Quotes from Ancient Times
What the rich and famous and wise said
Thoughtful and attentive words to contenplate learn from
Note: Throughout history the rich, famous and wise have said things that have been recorded in the form of quotes. It is the study of these quotes that give insight into life.
Marcus Fabius Quintilian 35 ~ 95, Philosopher
A laugh costs too much when bought at the expense of virtue.
A laugh, if purchased at the expense of propriety, costs too much.
An evil-speaker differs from an evil-doer only in the want of opportunity.
Everything that has a beginning comes to an end.
Fear of the future is worse than one's present fortune.
For comic writers charge Socrates with making the worse appear the better reason.
For it would have been better that man should have been born dumb, nay, void of all reason, rather than that he should employ the gifts of Providence to the destruction of his neighbor.
Forbidden pleasures alone are loved immoderately; when lawful, they do not excite desire.
God, that all-powerful Creator of nature and architect of the world, has impressed man with no character so proper to distinguish him from other animals, as by the faculty of speech.
He who speaks evil only differs from his who does evil in that he lacks opportunity.
In almost everything, experience is more valuable than precept.
It is fitting that a liar should be a man of good memory.
It seldom happens that a premature shoot of genius ever arrives at maturity.
Men, even when alone, lighten their labors by song, however rude it may be.
Nothing is more dangerous to men than a sudden change of fortune.
One thing, however, I must premise, that without the assistance of natural capacity, rules and precepts are of no efficacy.
Our minds are like our stomaches; they are whetted by the change of their food, and variety supplies both with fresh appetite.
Satiety is a neighbor to continued pleasures.
That which prematurely arrives at perfection soon perishes.
The perfection of art is to conceal art.
The prosperous can not easily form a right idea of misery.
Those who wish to appear wise among fools, among the wise seem foolish.
Though ambition in itself is a vice, yet it is often the parent of virtues.

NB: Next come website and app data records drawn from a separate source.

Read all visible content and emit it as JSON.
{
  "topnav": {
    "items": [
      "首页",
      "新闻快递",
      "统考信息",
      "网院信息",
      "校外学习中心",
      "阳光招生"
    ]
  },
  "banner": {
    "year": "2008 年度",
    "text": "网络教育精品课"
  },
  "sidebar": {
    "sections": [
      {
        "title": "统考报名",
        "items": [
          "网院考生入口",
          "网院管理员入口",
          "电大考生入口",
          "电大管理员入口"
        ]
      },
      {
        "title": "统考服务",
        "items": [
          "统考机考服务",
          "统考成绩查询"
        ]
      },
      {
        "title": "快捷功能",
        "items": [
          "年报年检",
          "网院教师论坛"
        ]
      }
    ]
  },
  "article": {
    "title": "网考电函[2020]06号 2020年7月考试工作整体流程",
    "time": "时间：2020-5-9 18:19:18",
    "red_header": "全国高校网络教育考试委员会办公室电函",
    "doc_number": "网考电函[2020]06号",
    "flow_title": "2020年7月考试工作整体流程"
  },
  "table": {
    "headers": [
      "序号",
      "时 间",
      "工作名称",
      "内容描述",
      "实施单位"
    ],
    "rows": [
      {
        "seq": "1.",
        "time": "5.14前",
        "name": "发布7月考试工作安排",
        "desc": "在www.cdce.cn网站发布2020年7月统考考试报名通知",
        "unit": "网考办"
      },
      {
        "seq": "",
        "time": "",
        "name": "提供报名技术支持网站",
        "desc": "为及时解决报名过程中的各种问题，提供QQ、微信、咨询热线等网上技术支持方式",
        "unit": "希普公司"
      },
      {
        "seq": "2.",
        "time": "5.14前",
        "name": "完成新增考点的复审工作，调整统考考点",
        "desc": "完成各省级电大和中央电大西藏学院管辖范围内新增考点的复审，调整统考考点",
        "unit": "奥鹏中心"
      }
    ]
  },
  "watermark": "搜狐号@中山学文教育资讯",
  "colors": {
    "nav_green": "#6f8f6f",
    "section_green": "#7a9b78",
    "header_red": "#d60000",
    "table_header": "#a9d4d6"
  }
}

To swear, except when necessary, is becoming to an honorable man.
Vain hopes are like certain dreams of those who wake.
We excuse our sloth under the pretext of difficulty.
We must form our minds by reading deep rather than wide.
Where evil habits are once settled, they are more easily broken than mended.
While we are examining into everything we sometimes find truth where we least expected it.
While we are making up our minds as to when we shall begin. the opportunity is lost.
Whilst we deliberate how to begin a thing, it grows too late to begin it.